### What you should do
Wherever the word "WhatsApp" appears in a line below, that line counts; report the total number of such lines only.

### Exercise data
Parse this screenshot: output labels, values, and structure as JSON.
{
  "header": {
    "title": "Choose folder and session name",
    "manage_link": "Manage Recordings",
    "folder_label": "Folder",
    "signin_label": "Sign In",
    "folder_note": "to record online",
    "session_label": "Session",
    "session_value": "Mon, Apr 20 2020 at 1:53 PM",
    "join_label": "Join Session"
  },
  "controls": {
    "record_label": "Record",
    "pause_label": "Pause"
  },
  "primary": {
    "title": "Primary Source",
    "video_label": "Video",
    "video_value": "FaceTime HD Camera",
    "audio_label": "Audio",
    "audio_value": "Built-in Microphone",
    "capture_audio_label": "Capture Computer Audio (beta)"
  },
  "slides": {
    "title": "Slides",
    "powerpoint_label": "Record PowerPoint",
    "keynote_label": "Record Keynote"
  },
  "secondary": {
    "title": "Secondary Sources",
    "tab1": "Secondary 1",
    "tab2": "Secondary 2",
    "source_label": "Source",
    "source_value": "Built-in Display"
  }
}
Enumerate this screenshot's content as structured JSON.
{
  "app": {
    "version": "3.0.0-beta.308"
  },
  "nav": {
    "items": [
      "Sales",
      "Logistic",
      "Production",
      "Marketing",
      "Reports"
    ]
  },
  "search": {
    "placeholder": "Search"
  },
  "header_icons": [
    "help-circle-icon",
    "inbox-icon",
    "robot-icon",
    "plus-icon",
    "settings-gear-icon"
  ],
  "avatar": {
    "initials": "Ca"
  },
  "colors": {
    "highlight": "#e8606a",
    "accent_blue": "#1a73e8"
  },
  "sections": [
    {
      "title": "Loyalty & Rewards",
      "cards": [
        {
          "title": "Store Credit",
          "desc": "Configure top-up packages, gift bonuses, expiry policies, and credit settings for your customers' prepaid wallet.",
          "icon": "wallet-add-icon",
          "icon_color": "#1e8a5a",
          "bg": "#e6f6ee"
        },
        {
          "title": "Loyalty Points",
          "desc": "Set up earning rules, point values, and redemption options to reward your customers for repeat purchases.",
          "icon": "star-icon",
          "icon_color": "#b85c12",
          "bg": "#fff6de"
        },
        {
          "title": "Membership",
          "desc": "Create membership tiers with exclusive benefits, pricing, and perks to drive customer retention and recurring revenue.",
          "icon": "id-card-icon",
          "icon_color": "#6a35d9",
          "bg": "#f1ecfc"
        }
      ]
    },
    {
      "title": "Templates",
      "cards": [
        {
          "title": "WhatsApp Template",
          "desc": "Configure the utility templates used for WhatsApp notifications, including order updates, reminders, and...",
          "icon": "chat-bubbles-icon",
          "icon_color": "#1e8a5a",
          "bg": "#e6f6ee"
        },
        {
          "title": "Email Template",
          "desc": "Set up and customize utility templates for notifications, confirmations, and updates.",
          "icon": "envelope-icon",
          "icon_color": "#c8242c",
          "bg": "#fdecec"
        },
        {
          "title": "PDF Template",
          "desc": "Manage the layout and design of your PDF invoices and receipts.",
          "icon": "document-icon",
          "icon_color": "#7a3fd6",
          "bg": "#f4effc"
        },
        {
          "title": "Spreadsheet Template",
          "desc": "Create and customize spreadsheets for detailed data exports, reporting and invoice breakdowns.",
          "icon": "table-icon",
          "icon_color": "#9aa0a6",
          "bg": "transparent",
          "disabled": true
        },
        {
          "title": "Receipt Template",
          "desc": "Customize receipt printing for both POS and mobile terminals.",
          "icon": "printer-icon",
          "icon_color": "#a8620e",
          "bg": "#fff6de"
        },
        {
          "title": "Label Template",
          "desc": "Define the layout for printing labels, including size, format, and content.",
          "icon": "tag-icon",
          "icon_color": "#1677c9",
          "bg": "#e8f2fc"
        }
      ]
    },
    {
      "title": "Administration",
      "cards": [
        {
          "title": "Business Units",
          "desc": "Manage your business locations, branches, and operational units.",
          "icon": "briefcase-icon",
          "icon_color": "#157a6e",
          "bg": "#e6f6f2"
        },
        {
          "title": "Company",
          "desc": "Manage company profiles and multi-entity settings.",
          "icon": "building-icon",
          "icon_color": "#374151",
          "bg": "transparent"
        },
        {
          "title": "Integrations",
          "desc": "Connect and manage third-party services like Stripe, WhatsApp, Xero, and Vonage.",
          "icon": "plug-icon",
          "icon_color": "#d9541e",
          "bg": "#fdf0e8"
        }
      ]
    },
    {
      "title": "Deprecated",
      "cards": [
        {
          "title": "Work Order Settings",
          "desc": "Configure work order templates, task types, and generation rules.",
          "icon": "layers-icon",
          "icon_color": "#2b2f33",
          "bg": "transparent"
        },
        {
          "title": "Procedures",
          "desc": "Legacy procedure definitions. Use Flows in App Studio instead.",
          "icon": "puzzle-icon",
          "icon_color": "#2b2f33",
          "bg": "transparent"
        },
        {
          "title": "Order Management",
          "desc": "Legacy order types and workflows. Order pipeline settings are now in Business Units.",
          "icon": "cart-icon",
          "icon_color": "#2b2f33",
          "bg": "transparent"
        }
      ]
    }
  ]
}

### Result for this task
3